We then walked around to the front of the Capitol Building, which is architecturally based on the Capitol Building in Washington and was completed in 1874.

After seeing the Capitol Building and legislative buildings we headed towards the 'old town' which is located on the banks of the American River on the edge of the downtown core.
On the way we see 'Tower Bridge' which was built over the river in 1935 in a late art deco style.

One of the sadder planning aspects of Sacramento was the construction of Interstate 5 right through downtown. It divided the historic district from the modern downtown core and now means that access between the two is via unattractive concrete overpasses and dark unwelcoming underpasses - not to mention the constant roar of heavy traffic.

However, once in the old town it is clear it has been preserved and maintained and whilst something of a tourist trap was a pleasant spot to stop for a drink and appreciate the riverside location.

This old steam boat has been converted into a floating hotel

More views around the old town

On our way back up towards our hotel we pass the Cathedral of the Blessed Sacrament

Plus an old red brick early high-rise office tower

And finally this old theater on K St which clearly hails from more prosperous times when people actually came into the city to be entertained.

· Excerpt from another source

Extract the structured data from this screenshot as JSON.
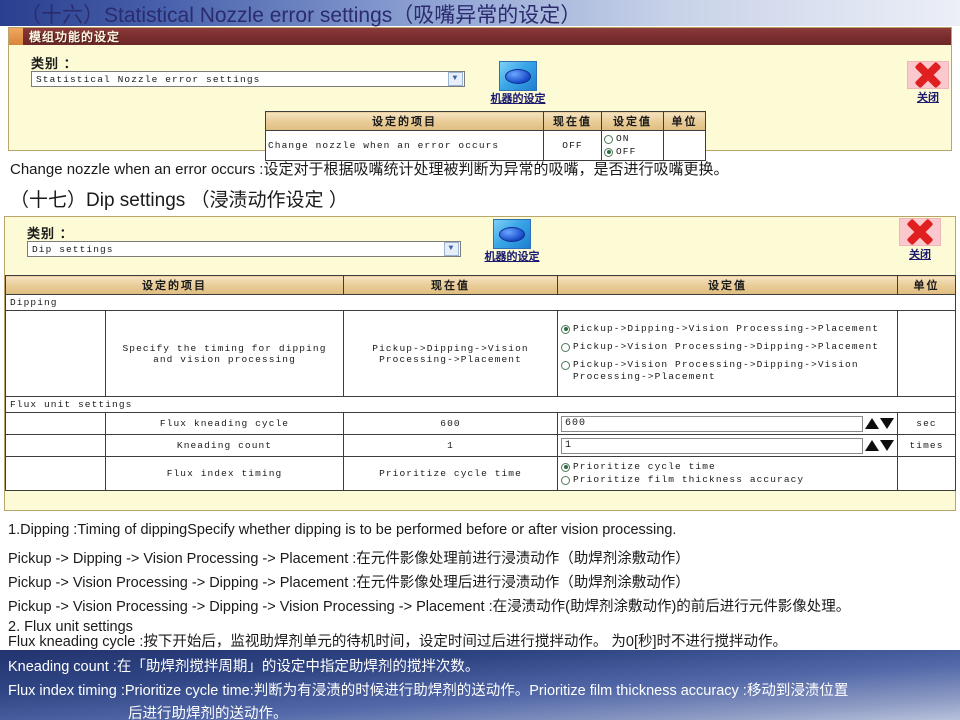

Lastly, a quick video clip taken at Sacramento Airport while we were waiting for our plane home. It's actually the audio that is interesting - the security announcement broadcast every few minutes and the dialogue is typical laidback California style. The announcement starts at about 13 seconds.